- Adventure games with a lot of climbing — Catalog the climbing challenges in the game based on their difficulty coefficients (How far apart the elements are? Are there any risks involved? How many buttons to I need to push to make this work?)
Difficulty of Execution
Every action you perform in traversing a video game world involves a certain amount of effort. In order to figure out how much effort it takes to do a certain action, as a designer you will need to dissociate yourself (the designers) from yourself (the gamer).
You will need to understand that there is a difference between
- Input counts, Timing needed, Input frequency, etc. — Needed to complete an action under normal conditions. (Mechanical factors that never change)
- Skills developed by the player while playing the game for a long time. => (Skills you develop when you play COD for 20 years?)
When developing gameplay challenges and you are thinking about their implementation you will need to understand that player skill doesn’t matter.

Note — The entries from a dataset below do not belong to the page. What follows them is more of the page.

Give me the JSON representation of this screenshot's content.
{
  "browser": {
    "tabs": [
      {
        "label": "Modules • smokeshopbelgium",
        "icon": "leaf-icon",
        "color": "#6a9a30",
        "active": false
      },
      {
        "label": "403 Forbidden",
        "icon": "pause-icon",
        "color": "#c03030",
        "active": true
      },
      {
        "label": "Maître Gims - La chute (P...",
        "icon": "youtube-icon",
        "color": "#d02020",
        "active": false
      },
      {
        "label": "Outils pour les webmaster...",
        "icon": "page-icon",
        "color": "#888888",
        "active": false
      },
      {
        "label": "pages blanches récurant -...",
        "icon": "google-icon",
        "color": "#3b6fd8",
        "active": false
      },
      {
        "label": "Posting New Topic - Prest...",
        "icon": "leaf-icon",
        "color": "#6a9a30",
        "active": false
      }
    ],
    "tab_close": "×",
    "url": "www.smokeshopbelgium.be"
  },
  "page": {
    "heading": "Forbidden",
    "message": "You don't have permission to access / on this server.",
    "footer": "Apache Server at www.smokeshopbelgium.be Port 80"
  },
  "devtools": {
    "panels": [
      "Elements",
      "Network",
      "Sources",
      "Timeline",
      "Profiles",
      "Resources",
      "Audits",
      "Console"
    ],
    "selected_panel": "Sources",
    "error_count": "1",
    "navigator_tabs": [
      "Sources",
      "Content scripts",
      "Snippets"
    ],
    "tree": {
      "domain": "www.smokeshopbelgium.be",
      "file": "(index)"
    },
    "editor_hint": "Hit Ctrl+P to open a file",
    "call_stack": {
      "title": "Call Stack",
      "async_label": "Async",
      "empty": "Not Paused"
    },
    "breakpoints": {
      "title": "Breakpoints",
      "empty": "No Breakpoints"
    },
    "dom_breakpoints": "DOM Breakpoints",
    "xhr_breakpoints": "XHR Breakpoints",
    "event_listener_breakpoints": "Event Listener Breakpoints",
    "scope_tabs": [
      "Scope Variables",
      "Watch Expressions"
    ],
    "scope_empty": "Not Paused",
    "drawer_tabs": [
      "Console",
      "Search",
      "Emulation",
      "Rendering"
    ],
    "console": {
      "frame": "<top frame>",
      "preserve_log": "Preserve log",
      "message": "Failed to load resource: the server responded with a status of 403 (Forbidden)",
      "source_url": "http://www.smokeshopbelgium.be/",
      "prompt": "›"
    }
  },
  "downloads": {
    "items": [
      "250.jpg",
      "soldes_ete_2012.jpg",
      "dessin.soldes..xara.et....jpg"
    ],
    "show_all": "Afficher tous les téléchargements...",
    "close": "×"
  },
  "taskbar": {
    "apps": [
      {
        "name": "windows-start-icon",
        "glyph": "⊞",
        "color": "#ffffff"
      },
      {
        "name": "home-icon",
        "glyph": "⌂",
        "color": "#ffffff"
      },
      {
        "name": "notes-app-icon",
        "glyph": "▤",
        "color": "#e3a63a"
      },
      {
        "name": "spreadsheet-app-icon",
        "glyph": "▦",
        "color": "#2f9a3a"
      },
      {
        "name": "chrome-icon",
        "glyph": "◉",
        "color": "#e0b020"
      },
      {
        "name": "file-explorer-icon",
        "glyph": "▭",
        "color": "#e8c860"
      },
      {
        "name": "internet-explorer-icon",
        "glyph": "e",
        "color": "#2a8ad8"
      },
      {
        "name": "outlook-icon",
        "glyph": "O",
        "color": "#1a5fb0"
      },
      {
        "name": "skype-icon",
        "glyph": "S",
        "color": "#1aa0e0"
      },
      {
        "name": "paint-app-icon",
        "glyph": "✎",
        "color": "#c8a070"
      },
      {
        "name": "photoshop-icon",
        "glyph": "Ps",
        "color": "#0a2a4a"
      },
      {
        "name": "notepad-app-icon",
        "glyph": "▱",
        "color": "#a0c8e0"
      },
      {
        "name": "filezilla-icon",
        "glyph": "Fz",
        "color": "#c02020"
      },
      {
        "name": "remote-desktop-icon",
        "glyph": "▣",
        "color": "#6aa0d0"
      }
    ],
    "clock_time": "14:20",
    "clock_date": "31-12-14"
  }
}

It only becomes important if comes into existence as a consequence of a progression you have defined as designer, trough mechanical factors.
A PS5 controller has 14 Buttons and 2 Joy Sticks:
- Each Button supports various degrees of interactions: Push, Push Hold, Pressure Touch, Etc.
- Each Thumbstick supports various tilt angles that can be programmed into controlling the character in various ways → Stop, Walk, Run, etc.
Each action represents an Input.
Difficulty of execution is determined by the various ways a player gets to interact with those inputs, rather than how the player interprets the difficulty based on his past experience.
Difficulty of execution is quantifiable immediately.